About a year ago, I started my own Drop a Brick blog, which I dedicated to an early iterations of the Bionicle story. But I am from Russia and I kept this blog in my native language. Since then, I have decided to keep my articles in English. Special thanks to my friend Frozen Death for the translation and a big thanks to Eddy and Maku aka The Shadow Emperor for editing.
What’s about this topic?
I’ll say it right away without complicated introductions – it’s all because of Maku. This guy with his document “Early & Unused Story Concepts in Bionicle” showed me the other side of the Bionicle, the one that I always dreamed about and which I always tried to comprehend, considering the fascinating concept-arts by Christian Faber. This is a document that I highly recommend checking out before reading my articles. Since Maku and I accidentally found out about each other, thanks to Peri, we share with each other the finds of the original story. The resulting symbiosis is very important to me, and I sincerely hope that these articles will also infect someone with the idea of an early Bionicle.

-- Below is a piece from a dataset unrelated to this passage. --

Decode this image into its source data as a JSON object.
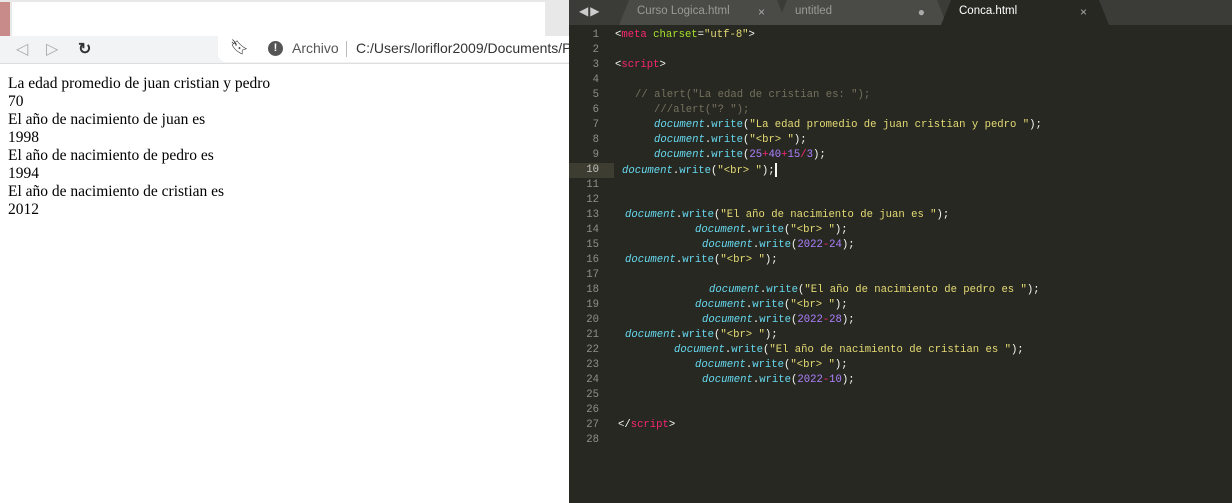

MNOG. The game that many fans rightly consider the best media in the history of the franchise. And I also love this little piece of art madly. But this block of articles will be devoted not so much to the game itself as to the secrets that it hides. MNOG for me is not a reason, but an occasion to tell about the very original lore from the Story Bible, written by Alastair Swinnerton and Bob Thompson. Many people stereotypically believe that the early Bionicle was a naive tale and nothing more. To some extent, yes, since it is still the backdrop for the sale of toys, and we need to keep it in mind all the time. But we also cannot ignore the fact that Bob Thompson with his famous Seven Books of Bionicle wanted to create a complex and large world in which its study prevails over the narrative. Everything was built around the idea of the Big Secret and was strung on it by a huge number of small details and secrets. It is hard to deny that the 2001–2003 Bionicle made a strong bet precisely on the atmosphere of mystery and the fact that “everything is not so simple here”.
2001–2003 was the first book among the cycles of Bob Thompson, and it is logical that this book was to lay the foundation for the subsequent disclosure of the world. We were shown a huge number of strange and incomprehensible things, many of which, after Thompson left the company in 2005, were not justified, but forgotten or repelled. And in this block in each article I will take one of the elements of the game and carefully examine it with the help of Kanohi Akaku, extracting for you a grain after grain of an untold story.
The next one will be about Papu and Rangi and the Red Star.